In the middle of the 19th century the photo-portrait is already widespread when, in 1854, the Parisian André Adolphe Eugène Disdèri patented a system of multiple photography with four lenses, printing multiply copies while sparing expensive materials. Each image is mounted on a cardboard – here is the carte-de-visite, far less expensive than the traditional photo portrait. The carte-de-visite gains momentum and becomes fashionable within all social classes. People buy self-photographs and collect portraits of politicians, artists and celebrities, exchanged during events and gatherings.
As early as 1859, a Neapolitan newspaper, repeating a cliché of humour typical of the French and English presses, claimed the creation of the neologism «portraitmania» while describing the «baroque custom spreading amongst the fashionables of this superb city» that is the fashion of «business cards with portraits», the carte-de-visite, precisely.
In the sixties personalities with different status seemed achieving the same right to public visibility, mirrored in the catalogues and shops of photographers, booksellers and typographers. In fact, business cards of European rulers, their heirs and their families are usually offered alongside those of the main public figures, whether politicians (ministers, parliamentarians, diplomats, military), writers, artists, actors, actresses, dancers, singers, musicians, freaks and occasional protagonists of the daily chronicles.
The spread of the carte-de-visite as a “mass media” influenced the practice and language of the power representation too.

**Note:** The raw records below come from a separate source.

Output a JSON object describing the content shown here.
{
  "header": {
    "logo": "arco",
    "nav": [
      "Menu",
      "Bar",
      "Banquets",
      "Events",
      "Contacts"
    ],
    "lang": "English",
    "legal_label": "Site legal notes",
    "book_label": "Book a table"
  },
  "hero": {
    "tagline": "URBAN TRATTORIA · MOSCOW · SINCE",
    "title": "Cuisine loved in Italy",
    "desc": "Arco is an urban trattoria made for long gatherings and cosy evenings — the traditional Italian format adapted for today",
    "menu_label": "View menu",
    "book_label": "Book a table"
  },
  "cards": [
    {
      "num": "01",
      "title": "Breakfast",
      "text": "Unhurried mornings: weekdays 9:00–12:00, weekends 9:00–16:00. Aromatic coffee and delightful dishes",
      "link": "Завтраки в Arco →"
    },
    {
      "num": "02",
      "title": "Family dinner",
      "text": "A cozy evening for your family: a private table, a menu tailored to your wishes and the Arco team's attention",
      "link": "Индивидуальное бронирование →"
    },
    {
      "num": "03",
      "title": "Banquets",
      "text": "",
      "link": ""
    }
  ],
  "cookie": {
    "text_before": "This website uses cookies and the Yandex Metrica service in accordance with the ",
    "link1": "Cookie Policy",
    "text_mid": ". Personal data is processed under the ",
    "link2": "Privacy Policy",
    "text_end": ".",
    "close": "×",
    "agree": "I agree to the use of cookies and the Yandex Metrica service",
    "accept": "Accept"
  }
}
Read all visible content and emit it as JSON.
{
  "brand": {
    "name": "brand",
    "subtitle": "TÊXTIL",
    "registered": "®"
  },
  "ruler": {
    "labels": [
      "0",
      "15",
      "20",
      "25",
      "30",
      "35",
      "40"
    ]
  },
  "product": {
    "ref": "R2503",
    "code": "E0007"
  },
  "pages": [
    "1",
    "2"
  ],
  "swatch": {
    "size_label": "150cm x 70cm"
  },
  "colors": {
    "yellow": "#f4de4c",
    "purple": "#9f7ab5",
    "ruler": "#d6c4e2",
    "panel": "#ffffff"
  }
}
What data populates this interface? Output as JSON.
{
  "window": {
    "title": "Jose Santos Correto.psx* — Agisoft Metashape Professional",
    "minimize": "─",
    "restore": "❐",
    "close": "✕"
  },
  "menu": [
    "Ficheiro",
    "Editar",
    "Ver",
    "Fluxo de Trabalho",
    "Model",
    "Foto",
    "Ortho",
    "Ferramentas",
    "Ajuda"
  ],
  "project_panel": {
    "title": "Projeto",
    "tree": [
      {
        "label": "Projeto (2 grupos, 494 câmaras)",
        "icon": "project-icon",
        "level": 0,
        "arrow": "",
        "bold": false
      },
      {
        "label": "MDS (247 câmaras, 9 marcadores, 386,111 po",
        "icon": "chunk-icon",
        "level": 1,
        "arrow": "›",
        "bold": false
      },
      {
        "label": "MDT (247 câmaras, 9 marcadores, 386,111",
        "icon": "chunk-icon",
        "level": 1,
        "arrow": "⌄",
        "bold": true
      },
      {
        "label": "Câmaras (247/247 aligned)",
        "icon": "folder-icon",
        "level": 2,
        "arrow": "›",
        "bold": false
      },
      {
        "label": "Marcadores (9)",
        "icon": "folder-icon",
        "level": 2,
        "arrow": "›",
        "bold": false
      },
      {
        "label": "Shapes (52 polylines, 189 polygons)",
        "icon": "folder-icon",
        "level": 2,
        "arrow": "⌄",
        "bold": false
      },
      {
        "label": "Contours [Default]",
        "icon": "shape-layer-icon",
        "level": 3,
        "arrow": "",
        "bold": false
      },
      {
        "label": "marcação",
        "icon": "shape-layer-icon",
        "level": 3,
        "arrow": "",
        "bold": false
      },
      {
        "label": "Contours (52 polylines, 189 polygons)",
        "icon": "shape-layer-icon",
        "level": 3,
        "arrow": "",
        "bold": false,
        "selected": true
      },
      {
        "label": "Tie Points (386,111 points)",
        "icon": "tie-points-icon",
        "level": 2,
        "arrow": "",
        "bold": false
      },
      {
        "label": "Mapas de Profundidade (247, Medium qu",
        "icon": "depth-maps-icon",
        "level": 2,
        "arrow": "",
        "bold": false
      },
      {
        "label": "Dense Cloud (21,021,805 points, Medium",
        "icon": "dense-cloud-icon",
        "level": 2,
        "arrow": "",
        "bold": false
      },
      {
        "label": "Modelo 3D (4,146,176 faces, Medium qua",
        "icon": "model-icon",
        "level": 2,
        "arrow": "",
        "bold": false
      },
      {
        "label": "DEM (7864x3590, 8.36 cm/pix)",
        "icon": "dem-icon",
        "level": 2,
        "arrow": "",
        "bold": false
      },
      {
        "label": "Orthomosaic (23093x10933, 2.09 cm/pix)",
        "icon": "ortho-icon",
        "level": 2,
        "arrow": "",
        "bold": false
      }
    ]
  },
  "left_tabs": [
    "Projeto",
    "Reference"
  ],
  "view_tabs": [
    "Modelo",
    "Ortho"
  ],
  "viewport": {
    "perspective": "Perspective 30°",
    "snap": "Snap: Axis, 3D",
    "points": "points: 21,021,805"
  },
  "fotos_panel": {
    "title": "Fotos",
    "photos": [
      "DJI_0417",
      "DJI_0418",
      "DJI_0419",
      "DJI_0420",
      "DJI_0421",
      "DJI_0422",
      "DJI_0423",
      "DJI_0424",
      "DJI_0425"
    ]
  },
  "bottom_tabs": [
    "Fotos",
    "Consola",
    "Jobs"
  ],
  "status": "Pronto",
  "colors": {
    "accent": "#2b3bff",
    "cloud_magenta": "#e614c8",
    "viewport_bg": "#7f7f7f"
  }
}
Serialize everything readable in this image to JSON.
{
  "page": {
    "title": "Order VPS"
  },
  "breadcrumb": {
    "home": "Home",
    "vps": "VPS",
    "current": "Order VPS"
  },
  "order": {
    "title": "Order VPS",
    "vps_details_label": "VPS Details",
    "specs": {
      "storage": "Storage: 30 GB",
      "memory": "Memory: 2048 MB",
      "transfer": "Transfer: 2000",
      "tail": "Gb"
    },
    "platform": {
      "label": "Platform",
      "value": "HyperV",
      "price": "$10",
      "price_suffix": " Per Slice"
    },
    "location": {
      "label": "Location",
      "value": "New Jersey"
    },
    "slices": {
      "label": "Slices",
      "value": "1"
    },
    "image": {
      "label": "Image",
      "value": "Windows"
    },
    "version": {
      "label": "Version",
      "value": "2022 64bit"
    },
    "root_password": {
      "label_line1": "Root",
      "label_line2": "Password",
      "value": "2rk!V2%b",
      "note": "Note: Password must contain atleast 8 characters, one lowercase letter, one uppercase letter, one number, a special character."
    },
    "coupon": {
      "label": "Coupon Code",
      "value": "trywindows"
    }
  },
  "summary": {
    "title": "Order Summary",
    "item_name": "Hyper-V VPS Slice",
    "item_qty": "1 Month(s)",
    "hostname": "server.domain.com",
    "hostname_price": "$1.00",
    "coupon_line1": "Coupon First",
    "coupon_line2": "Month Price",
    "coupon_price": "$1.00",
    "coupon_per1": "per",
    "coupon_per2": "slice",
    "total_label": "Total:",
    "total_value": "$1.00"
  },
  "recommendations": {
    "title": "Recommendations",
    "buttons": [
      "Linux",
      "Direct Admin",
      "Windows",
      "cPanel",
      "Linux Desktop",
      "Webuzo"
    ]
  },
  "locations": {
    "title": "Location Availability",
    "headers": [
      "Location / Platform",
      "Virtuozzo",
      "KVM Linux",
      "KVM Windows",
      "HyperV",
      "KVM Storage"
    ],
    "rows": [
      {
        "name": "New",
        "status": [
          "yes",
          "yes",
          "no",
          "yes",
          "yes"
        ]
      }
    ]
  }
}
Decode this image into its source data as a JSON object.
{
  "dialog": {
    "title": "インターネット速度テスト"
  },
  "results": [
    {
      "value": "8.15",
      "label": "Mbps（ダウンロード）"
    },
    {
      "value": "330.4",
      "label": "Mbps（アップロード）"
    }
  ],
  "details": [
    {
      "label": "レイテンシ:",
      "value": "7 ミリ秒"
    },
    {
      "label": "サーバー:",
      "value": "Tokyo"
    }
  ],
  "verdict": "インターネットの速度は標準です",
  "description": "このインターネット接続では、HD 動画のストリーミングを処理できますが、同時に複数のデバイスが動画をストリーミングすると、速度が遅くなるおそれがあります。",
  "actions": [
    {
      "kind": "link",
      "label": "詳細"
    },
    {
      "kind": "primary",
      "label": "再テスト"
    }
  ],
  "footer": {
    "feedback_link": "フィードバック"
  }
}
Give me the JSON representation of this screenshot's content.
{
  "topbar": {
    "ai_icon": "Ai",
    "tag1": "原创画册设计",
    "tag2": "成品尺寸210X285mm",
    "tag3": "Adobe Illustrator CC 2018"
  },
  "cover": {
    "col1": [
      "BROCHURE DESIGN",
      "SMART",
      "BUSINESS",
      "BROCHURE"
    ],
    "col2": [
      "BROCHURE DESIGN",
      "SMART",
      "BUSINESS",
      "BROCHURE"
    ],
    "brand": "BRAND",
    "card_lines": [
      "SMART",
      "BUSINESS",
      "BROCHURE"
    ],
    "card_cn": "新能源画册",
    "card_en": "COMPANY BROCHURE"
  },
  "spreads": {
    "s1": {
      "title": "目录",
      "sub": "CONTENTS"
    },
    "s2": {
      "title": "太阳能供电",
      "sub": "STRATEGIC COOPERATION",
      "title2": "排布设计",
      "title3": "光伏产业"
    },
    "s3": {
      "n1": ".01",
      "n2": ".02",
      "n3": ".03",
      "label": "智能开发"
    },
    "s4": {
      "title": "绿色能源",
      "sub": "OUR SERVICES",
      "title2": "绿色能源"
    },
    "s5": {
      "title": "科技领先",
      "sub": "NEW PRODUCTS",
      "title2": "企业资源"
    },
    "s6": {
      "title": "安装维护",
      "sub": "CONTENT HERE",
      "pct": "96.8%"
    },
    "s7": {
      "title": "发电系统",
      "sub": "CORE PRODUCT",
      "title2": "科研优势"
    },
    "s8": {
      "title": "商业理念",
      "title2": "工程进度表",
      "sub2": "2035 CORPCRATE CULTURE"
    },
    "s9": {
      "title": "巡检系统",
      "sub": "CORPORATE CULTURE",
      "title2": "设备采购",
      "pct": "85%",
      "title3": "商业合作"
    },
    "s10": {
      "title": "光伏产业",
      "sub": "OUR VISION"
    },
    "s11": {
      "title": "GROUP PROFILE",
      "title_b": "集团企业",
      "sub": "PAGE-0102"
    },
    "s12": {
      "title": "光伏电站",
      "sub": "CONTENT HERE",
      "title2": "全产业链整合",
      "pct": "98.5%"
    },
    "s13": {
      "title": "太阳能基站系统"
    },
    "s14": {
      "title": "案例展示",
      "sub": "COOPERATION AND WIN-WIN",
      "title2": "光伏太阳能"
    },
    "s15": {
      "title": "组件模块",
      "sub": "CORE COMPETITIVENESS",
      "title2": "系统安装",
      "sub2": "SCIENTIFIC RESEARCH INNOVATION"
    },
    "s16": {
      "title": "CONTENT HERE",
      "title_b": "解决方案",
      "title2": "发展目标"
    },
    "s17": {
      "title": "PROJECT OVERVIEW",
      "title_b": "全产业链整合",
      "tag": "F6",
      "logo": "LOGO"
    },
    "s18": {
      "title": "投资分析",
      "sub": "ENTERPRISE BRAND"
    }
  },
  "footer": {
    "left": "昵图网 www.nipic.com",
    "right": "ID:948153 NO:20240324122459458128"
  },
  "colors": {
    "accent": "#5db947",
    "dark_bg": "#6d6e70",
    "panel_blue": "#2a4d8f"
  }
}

Emblematic is the case of the Queen Victoria, “first media monarch”, thoroughly studied by John Plunkett as well as the features of the representation of politicians, party leaders and personalities in the Victorian Empire (J. Plunkett, Queen Victoria. First media monarch, Oxford, 2003; Morgan, Material culture and the politics of personality in early Victorian England, in Journal of Victorian Culture, 2, 2012; H. Miller, Politics personified. Portraiture, caricature and visual culture in Britain, c. 1830-80, Manchester, 2015.
Our photo album gathers 50 albumin prints of the protagonists of the Italian Risorgimento starting from Vittorio Emanuele II, Cavour, Garibaldi and Mazzini, followed by ministers and senators of the new Kingdom, portraits of Napoleon III of the Grand Duke of Tuscany and the Duke of Parma, Empress Sissi, Lord Palmerston and Queen Victoria.
Particularly rare is the photographic portrait of Garibaldi taken by the French photographer Gustave Le Gray landed in Palermo together with Alexandre Dumas to follow the early stages of the Expedition of the Thousand. The photo served the Bourbonic State as a mug shot for the search of Garibaldi. The photo of Napoleon III and the Empress of France are also interesting as the first examples of carte-de-visite produced by the studio of Disdèri, granting him and the new format success and reputation. Particularly rare are also the photographic portraits of Garibaldi’s generals such as Stefano Türr, Medici and Menotti Garibaldi. The identified photographs come from ateliers in Florence, Turin, Naples, London and Paris and are documented around 1860-1865.